All in all though a fun ride, hopefully my knees will work again tomorrow!


Back in action

After a good three months of feeling ill or my wife being horribly ill, I’ve finally gotten a ride in. Also the first trip with the Raptobike tailbox. Unfortunately, because it was only 20 miles, I didn’t really need it to carry anything. I put a rain jacket in it anyway, just because I could.

The speed wan’t as good as it has been, but the wind was strong, so I probably couldn’t have done that time on the race bike. In fact, there was a good lowracer demonstration. A “team kit” type on a road bike followed me up a 5% hill. Then we turned into the wind and only a 1% hill and the poor fellow dwindled into a tiny dot, then disappeared.

Velokraft Tailbox

I took delivery of my Velokraft tailbox today (after only 4 months wait!), and a very nice piece of kit it is too. It’s about the same weight as the mudguard that needed to be removed to fit it! The nice people at Bikefix fitted it for me.

Here’s a picture of the assembled beauty, taking advantage of South West Trains’ bike space. Glad I didn’t try this at rush-hour!

Raptobike with tailbox

There was much appreciation of the box outside the shop from various recumbenteers, including a velomobile rider. Also, someone wandering about on his lunch break took the time to say, “that’s awesome” as I waited at lights.

Looks fast, goes fast

Took the Raptobike out on it’s first “long” ride (ok, only 20 miles, but you have to start somewhere).


Looks pretty fast standing still and as I suspected comes into it’s own over a longer distance that’s beyond a sprint.

In a previous post, I was very pleased with the speed of this ride:

This time out on the Rapto after a month of no use and zero recumbent muscles:


Cycling Belgium

I attended a friends stag party in the Belgium city of Leuven (about 10 miles from Brussels). Apart from the drinking, I managed to get in some cycling experience.

First, it was interesting to see what a nice town it was, in part because of the amount of cycling and the converse lack of cars. All across the weekend, I only ever saw a few cars at a time, but plenty of people cycling, often with their children. Bear in mind it was at least -4 degrees with ice and snow around.

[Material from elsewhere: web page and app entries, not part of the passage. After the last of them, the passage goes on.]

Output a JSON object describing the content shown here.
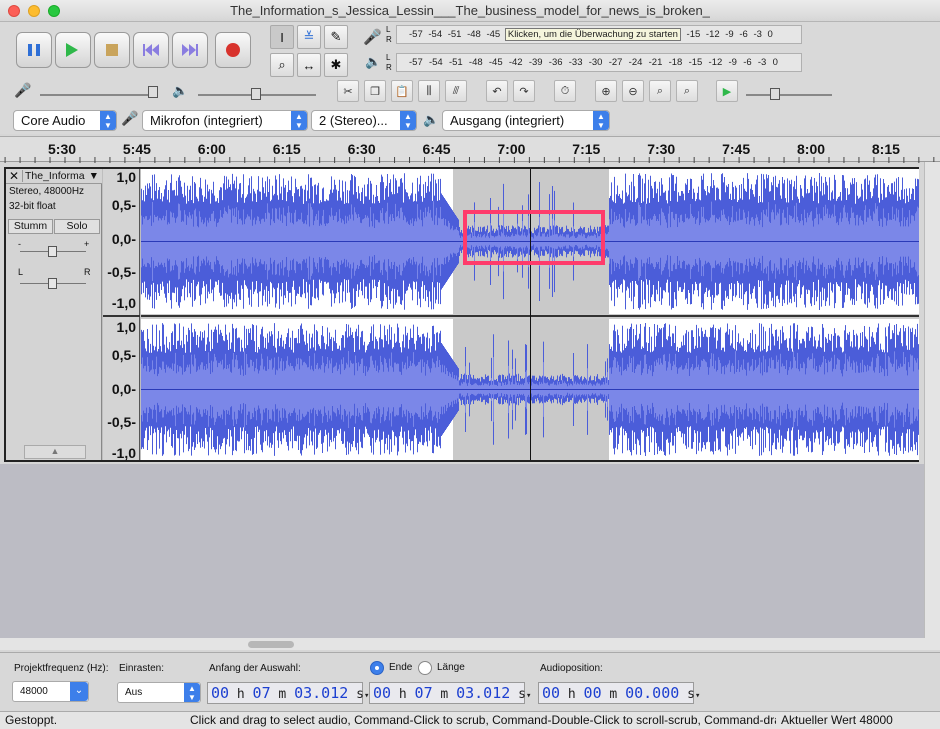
{
  "window": {
    "title": "The_Information_s_Jessica_Lessin___The_business_model_for_news_is_broken_"
  },
  "colors": {
    "waveform": "#4b5dd9",
    "waveform_light": "#7b87e8",
    "selection_bg": "#c9c9c9",
    "highlight_box": "#ff3b6b"
  },
  "transport": {
    "buttons": [
      "pause",
      "play",
      "stop",
      "skip-to-start",
      "skip-to-end",
      "record"
    ]
  },
  "tools": [
    "selection-tool",
    "envelope-tool",
    "draw-tool",
    "zoom-tool",
    "time-shift-tool",
    "multi-tool"
  ],
  "meters": {
    "record_scale": "-57 -54 -51 -48 -45",
    "record_tooltip": "Klicken, um die Überwachung zu starten",
    "record_scale_end": "-15 -12 -9 -6 -3 0",
    "playback_scale": "-57 -54 -51 -48 -45 -42 -39 -36 -33 -30 -27 -24 -21 -18 -15 -12 -9 -6 -3 0",
    "channel_l": "L",
    "channel_r": "R"
  },
  "devices": {
    "host": "Core Audio",
    "input": "Mikrofon (integriert)",
    "channels": "2 (Stereo)...",
    "output": "Ausgang (integriert)"
  },
  "ruler": {
    "ticks": [
      "5:30",
      "5:45",
      "6:00",
      "6:15",
      "6:30",
      "6:45",
      "7:00",
      "7:15",
      "7:30",
      "7:45",
      "8:00",
      "8:15"
    ]
  },
  "track": {
    "name": "The_Informa",
    "format": "Stereo, 48000Hz",
    "bits": "32-bit float",
    "mute": "Stumm",
    "solo": "Solo",
    "gain_minus": "-",
    "gain_plus": "+",
    "pan_l": "L",
    "pan_r": "R",
    "y_labels": [
      "1,0",
      "0,5-",
      "0,0-",
      "-0,5-",
      "-1,0"
    ]
  },
  "footer": {
    "rate_label": "Projektfrequenz (Hz):",
    "rate_value": "48000",
    "snap_label": "Einrasten:",
    "snap_value": "Aus",
    "sel_start_label": "Anfang der Auswahl:",
    "end_label": "Ende",
    "length_label": "Länge",
    "audio_pos_label": "Audioposition:",
    "start_time": {
      "h": "00",
      "m": "07",
      "s": "03.012"
    },
    "end_time": {
      "h": "00",
      "m": "07",
      "s": "03.012"
    },
    "audio_time": {
      "h": "00",
      "m": "00",
      "s": "00.000"
    }
  },
  "status": {
    "state": "Gestoppt.",
    "hint": "Click and drag to select audio, Command-Click to scrub, Command-Double-Click to scroll-scrub, Command-dra",
    "value": "Aktueller Wert 48000"
  }
}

Belgian cycle paths Leuven Giant cycle parking

Some nice pics of Belgian cycle paths, the bike infested town and nice big cycle parking provision in the centre of town.

As well as observing the cycle culture, I took a punt at looking for Challenge dealers and found one next door to the hostel. The excellent A bikes: As well as stocking Challenge recumbents, they also did a fine range of Rholoff bikes and child “solutions”. Despite clearly not having any intention of buying a bike then and there (and unlikely to return to Belgium just for the purpose), the owner let me have a go on a Fujin SL1.

My friends who had come to watch me fall over on the ice were surprised when I disappeared off round the block. Conclusion, very nice handling for something so laid back and it just felt like it wanted to move, would have been awesome to do a longer ride (not in the snow). Proximity to vehicles wan’t worrying, but I could have done with a mirror.

Visit to Bikefix – Raptobike experience

I’ve been wanting to try the Raptobike midracer and a lowracer for a while and I finally got my chance.

While central London may not be ideal recumbent conditions, I did get to do alot of low speed fooling.

The Raptobike midracer was very competent. The mechanical drag didn’t feel any greater than the Bacchetta Giro, while it also had a seat about 4-5″ lower and comes apart in the middle for storage / transport. I found the seat a little too reclined for city riding and had one or two heel clips while trying to do u-turns.

As the lowracer example, I tried the Raptobike lowracer. I only took it a few hundred yards, but was pleasantly surprised that it was no more difficult to balance on than the midracer and perhaps easier to start on because the bottom bracket was closer to the ground (if the same height above the seat). It immediately felt faster (probably because of the skinnier tyres) and I don’t think bumps would be an issue because I bumped it off a kerb without any trouble. I tried to stop and balance on my hand, but the bike never “fell” the right way when I stopped. I did manage to start from a hand stand though.